We review every application as carefully, expertly and impartially as possible. Therefore, we work together with independent advisors. These are experts, such as artists, exhibition makers, critics, art historians, museum employees and others who are able to appreciate the developments of visual art and cultural heritage.
The assessment is subject to guidelines and criteria that objectify the personal views that advisors may have. In addition to quality, the most important criterion, applications are assessed for presentation, development, recognition, and professional and public scope. The assessment is established by mutual agreement between the advisors, who are asked to be generous and to look beyond their own preferences.
The Mondriaan Fund has many grant opportunities. When an advisor has submitted an application himself or the organization for which he works or when the adviser is privately or professionally involved in an application from others, an advisor cannot participate in the concerning advisory meeting. In that case, the consultant will not be invited or the invitation will be withdrawn. If there is involvement in an application, the advisor must inform the Mondriaan Fund as soon as possible. This is laid down in a protocol that is signed by all advisors.
For the formation of committees, which follows an open call, diversity is taken into account. In order to safeguard different visions and perspectives on art and heritage, membership of the committees rotates and all members are only temporarily involved with the Mondriaan Fund. In principle, an advisor is appointed for 2 years, with a possible extension of up to 2 years.
The Mondriaan Fund works with chairmen for the advisory committees. The members are professionals from all over the country and offer a wide variety of expertise and backgrounds.
Pool of experts
The Mondriaan Fund has a constantly rotating pool of experts with diverse backgrounds and specialisms. Check out who is currently in our pool.

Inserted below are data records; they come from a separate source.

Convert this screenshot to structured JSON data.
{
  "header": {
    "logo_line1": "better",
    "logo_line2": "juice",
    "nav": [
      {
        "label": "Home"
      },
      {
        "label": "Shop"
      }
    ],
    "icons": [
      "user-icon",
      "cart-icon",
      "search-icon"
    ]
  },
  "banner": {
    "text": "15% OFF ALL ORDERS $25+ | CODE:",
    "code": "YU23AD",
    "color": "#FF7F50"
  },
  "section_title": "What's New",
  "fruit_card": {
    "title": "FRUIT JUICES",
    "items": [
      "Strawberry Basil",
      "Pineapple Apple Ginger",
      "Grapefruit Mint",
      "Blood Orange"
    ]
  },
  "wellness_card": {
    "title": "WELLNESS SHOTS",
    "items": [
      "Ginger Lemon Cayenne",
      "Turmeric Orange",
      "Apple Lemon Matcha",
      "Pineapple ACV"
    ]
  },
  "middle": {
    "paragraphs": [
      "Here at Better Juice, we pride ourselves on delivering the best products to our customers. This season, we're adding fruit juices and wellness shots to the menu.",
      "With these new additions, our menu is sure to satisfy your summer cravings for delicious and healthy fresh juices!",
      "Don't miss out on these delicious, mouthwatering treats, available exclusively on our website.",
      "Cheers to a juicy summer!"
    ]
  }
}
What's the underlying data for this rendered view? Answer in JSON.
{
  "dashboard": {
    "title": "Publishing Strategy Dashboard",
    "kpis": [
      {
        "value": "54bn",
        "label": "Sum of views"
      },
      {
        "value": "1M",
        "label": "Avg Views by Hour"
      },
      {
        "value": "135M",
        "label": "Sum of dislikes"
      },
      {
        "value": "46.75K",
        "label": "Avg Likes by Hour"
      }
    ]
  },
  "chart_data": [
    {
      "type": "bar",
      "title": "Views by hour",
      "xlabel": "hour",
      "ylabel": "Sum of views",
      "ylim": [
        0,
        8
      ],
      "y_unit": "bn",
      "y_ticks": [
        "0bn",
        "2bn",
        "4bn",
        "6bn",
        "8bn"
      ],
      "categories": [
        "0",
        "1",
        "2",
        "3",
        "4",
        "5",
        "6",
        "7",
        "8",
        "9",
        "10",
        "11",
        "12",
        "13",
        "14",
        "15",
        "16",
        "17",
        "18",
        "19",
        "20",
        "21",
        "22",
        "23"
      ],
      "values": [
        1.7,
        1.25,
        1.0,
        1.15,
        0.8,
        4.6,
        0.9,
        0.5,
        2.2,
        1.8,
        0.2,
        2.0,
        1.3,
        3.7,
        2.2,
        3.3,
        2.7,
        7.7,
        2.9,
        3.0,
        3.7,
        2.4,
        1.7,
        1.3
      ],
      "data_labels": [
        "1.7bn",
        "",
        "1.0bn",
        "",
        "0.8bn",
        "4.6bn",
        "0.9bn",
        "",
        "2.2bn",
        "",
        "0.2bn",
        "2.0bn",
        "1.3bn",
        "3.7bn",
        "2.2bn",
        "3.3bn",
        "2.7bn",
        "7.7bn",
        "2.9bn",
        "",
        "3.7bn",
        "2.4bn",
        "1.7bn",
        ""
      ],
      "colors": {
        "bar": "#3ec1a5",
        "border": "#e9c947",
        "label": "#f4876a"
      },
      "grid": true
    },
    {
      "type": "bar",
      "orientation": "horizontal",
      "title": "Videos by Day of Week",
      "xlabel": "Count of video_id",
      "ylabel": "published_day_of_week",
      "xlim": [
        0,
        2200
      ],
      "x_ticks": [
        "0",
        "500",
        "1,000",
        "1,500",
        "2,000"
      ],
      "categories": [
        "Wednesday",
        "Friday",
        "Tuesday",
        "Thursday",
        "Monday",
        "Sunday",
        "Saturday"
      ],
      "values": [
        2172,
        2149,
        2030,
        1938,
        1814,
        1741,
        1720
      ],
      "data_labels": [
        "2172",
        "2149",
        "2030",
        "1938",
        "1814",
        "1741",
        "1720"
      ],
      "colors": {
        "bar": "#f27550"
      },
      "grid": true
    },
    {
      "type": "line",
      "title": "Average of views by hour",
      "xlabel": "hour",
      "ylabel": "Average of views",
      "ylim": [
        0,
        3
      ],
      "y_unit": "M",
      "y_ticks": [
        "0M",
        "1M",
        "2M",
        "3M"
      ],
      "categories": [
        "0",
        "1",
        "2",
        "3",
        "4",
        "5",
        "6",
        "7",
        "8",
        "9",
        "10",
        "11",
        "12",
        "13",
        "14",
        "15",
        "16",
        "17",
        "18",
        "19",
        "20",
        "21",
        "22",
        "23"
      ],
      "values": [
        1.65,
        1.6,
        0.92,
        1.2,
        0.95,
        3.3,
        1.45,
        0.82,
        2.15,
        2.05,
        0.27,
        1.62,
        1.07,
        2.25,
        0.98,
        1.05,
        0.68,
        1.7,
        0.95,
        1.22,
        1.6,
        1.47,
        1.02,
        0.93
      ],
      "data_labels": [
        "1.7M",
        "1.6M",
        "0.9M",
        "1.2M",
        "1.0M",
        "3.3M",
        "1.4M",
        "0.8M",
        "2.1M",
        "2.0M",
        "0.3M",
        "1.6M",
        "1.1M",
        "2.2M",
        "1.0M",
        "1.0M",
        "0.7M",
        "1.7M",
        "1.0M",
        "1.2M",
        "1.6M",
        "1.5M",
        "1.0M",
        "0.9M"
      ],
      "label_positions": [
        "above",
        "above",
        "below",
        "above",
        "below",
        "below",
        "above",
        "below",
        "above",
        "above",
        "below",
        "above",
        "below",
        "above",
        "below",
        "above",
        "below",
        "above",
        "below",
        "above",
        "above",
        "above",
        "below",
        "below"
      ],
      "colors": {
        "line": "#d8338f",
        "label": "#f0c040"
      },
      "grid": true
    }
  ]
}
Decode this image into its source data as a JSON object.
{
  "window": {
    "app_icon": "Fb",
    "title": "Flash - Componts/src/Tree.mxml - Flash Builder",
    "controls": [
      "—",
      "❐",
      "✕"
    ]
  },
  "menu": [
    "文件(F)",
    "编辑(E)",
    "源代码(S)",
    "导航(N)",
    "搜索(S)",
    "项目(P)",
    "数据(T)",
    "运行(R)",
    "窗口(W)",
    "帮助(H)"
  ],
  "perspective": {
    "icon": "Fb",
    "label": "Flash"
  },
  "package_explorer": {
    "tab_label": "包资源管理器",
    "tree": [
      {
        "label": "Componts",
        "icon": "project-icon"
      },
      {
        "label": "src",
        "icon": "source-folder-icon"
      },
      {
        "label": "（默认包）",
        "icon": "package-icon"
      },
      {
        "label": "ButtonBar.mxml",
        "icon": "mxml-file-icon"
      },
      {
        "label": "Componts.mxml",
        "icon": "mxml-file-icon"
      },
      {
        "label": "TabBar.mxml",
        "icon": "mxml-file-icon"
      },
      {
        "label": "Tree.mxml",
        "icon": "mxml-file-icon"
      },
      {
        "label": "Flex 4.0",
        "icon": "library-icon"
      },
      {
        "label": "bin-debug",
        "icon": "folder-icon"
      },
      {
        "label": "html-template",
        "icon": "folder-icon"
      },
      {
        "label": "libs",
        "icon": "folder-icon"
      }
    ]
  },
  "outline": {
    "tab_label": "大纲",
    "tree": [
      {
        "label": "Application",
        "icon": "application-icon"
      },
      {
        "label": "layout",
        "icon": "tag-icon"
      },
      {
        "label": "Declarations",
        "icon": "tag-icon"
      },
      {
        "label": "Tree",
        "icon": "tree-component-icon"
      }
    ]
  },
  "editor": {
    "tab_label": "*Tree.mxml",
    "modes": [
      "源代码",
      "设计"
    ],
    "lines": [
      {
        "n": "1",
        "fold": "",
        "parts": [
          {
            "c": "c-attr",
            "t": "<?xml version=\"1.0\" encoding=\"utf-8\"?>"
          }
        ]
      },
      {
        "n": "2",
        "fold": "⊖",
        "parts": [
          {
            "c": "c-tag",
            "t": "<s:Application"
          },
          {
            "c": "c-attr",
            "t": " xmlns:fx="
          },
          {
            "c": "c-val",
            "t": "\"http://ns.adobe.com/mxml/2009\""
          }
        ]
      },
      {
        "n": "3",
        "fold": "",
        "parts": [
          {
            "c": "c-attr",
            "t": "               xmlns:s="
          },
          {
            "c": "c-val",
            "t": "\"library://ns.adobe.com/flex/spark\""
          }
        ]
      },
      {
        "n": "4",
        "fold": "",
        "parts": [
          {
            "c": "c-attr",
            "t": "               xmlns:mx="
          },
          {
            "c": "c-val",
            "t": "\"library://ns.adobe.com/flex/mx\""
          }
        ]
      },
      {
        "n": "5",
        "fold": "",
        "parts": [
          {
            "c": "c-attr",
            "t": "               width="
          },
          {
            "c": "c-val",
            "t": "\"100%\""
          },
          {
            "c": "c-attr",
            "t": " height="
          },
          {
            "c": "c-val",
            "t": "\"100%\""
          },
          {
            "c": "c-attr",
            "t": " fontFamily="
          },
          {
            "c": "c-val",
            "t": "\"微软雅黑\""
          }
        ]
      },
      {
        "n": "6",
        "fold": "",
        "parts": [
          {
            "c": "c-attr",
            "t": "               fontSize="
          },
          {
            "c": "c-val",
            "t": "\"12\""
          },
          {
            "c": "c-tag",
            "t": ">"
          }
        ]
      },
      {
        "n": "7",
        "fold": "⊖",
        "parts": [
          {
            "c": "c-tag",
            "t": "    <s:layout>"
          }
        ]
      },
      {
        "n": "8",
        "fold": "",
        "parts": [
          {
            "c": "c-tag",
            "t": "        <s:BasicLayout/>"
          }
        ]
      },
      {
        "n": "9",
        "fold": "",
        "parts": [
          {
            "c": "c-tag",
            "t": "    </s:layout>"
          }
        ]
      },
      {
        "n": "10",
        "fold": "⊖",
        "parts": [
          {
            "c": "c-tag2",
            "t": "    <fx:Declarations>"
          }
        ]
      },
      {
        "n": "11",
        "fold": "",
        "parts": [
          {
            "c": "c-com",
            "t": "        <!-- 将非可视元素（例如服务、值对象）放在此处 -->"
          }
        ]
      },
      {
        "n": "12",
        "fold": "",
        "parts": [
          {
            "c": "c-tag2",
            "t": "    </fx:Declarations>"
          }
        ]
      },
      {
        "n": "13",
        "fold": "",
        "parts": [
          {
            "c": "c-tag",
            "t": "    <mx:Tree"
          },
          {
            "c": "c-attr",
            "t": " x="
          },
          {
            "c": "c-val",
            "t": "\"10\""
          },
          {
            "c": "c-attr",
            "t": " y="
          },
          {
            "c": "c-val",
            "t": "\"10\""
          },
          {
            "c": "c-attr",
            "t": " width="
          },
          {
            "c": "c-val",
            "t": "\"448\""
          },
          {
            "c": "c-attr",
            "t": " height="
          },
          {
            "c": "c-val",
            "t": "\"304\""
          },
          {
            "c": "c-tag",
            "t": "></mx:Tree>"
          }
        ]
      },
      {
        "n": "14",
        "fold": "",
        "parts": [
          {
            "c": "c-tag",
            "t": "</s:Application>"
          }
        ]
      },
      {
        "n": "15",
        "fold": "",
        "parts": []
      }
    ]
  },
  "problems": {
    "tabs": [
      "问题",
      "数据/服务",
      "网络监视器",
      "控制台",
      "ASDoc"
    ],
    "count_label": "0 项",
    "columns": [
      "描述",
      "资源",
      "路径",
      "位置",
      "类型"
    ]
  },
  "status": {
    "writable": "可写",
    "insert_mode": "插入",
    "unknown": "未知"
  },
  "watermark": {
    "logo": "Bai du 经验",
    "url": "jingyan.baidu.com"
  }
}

To prevent (the appearance of) a conflict of interest, a protocol has been drawn up that is signed by advisors. Advisors cannot advise on grants for which they apply themselves. In addition, it is examined whether an advisor has an indirect interest in the applications being processed (for example as a curator or member of an advisory board of an institution or as a family member of the applicant).
See below an overview of our advisory committees per grant (in alphabetical order).
When appointing new advisors, we are advised by the selection committee, which is independent. The overall composition of advisory committees plays the most important role when appointing advisors.